YOUR GOAL ▸ The response must be a precise copy of the records that follow.

### SOURCE MATERIAL ###

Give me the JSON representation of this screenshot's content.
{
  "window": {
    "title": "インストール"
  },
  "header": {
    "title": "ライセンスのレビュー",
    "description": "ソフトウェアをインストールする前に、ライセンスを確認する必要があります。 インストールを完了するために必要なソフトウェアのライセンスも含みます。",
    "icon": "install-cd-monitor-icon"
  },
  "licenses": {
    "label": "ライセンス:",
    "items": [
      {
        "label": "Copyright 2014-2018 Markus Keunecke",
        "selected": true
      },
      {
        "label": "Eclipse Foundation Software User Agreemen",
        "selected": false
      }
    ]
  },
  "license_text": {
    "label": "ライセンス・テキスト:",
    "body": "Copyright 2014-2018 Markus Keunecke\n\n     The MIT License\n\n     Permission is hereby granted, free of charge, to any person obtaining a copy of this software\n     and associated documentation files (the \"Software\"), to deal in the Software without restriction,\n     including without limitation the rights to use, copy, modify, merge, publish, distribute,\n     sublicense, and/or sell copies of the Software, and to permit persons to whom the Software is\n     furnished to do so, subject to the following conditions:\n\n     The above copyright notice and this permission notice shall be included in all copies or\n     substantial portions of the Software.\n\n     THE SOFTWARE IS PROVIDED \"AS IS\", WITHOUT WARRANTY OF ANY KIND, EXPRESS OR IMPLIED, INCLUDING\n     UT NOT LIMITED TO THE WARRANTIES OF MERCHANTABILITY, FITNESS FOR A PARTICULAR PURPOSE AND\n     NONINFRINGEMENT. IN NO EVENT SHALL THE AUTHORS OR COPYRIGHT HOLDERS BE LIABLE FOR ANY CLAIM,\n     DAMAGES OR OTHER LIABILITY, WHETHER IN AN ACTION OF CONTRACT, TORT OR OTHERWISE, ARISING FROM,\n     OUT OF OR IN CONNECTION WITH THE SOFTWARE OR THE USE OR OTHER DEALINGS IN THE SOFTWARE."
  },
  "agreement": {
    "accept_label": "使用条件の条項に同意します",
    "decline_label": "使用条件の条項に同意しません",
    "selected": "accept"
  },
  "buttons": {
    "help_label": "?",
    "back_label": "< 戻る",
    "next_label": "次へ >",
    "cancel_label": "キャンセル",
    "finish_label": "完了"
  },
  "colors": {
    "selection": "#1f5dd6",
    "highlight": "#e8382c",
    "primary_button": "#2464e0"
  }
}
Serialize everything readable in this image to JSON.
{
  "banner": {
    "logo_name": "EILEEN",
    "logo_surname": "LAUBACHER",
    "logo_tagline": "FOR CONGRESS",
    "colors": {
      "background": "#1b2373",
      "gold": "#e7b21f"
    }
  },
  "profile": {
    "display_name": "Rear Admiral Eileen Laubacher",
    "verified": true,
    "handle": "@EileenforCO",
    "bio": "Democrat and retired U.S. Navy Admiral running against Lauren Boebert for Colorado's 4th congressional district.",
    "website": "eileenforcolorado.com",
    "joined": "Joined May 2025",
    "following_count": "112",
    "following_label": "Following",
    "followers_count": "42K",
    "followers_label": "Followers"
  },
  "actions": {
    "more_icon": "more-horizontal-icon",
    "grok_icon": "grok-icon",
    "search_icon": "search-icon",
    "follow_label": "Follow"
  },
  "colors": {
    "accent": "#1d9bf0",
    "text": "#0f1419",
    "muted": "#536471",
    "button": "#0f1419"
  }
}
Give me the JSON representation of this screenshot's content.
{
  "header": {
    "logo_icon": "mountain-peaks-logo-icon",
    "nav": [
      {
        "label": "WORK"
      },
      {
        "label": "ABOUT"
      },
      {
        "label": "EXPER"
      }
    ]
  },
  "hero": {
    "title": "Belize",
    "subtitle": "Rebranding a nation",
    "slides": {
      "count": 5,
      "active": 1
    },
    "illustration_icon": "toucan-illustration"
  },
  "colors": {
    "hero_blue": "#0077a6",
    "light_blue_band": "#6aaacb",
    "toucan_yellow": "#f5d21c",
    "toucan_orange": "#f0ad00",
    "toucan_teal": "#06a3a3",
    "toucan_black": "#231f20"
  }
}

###

OUTPUT FOR THIS TASK ▸
Give me the JSON representation of this screenshot's content.
{
  "window": {
    "title": "インストール"
  },
  "header": {
    "title": "ライセンスのレビュー",
    "description": "ソフトウェアをインストールする前に、ライセンスを確認する必要があります。 インストールを完了するために必要なソフトウェアのライセンスも含みます。",
    "icon": "install-cd-monitor-icon"
  },
  "licenses": {
    "label": "ライセンス:",
    "items": [
      {
        "label": "Copyright 2014-2018 Markus Keunecke",
        "selected": true
      },
      {
        "label": "Eclipse Foundation Software User Agreemen",
        "selected": false
      }
    ]
  },
  "license_text": {
    "label": "ライセンス・テキスト:",
    "body": "Copyright 2014-2018 Markus Keunecke\n\n     The MIT License\n\n     Permission is hereby granted, free of charge, to any person obtaining a copy of this software\n     and associated documentation files (the \"Software\"), to deal in the Software without restriction,\n     including without limitation the rights to use, copy, modify, merge, publish, distribute,\n     sublicense, and/or sell copies of the Software, and to permit persons to whom the Software is\n     furnished to do so, subject to the following conditions:\n\n     The above copyright notice and this permission notice shall be included in all copies or\n     substantial portions of the Software.\n\n     THE SOFTWARE IS PROVIDED \"AS IS\", WITHOUT WARRANTY OF ANY KIND, EXPRESS OR IMPLIED, INCLUDING\n     UT NOT LIMITED TO THE WARRANTIES OF MERCHANTABILITY, FITNESS FOR A PARTICULAR PURPOSE AND\n     NONINFRINGEMENT. IN NO EVENT SHALL THE AUTHORS OR COPYRIGHT HOLDERS BE LIABLE FOR ANY CLAIM,\n     DAMAGES OR OTHER LIABILITY, WHETHER IN AN ACTION OF CONTRACT, TORT OR OTHERWISE, ARISING FROM,\n     OUT OF OR IN CONNECTION WITH THE SOFTWARE OR THE USE OR OTHER DEALINGS IN THE SOFTWARE."
  },
  "agreement": {
    "accept_label": "使用条件の条項に同意します",
    "decline_label": "使用条件の条項に同意しません",
    "selected": "accept"
  },
  "buttons": {
    "help_label": "?",
    "back_label": "< 戻る",
    "next_label": "次へ >",
    "cancel_label": "キャンセル",
    "finish_label": "完了"
  },
  "colors": {
    "selection": "#1f5dd6",
    "highlight": "#e8382c",
    "primary_button": "#2464e0"
  }
}
Serialize everything readable in this image to JSON.
{
  "banner": {
    "logo_name": "EILEEN",
    "logo_surname": "LAUBACHER",
    "logo_tagline": "FOR CONGRESS",
    "colors": {
      "background": "#1b2373",
      "gold": "#e7b21f"
    }
  },
  "profile": {
    "display_name": "Rear Admiral Eileen Laubacher",
    "verified": true,
    "handle": "@EileenforCO",
    "bio": "Democrat and retired U.S. Navy Admiral running against Lauren Boebert for Colorado's 4th congressional district.",
    "website": "eileenforcolorado.com",
    "joined": "Joined May 2025",
    "following_count": "112",
    "following_label": "Following",
    "followers_count": "42K",
    "followers_label": "Followers"
  },
  "actions": {
    "more_icon": "more-horizontal-icon",
    "grok_icon": "grok-icon",
    "search_icon": "search-icon",
    "follow_label": "Follow"
  },
  "colors": {
    "accent": "#1d9bf0",
    "text": "#0f1419",
    "muted": "#536471",
    "button": "#0f1419"
  }
}
Give me the JSON representation of this screenshot's content.
{
  "header": {
    "logo_icon": "mountain-peaks-logo-icon",
    "nav": [
      {
        "label": "WORK"
      },
      {
        "label": "ABOUT"
      },
      {
        "label": "EXPER"
      }
    ]
  },
  "hero": {
    "title": "Belize",
    "subtitle": "Rebranding a nation",
    "slides": {
      "count": 5,
      "active": 1
    },
    "illustration_icon": "toucan-illustration"
  },
  "colors": {
    "hero_blue": "#0077a6",
    "light_blue_band": "#6aaacb",
    "toucan_yellow": "#f5d21c",
    "toucan_orange": "#f0ad00",
    "toucan_teal": "#06a3a3",
    "toucan_black": "#231f20"
  }
}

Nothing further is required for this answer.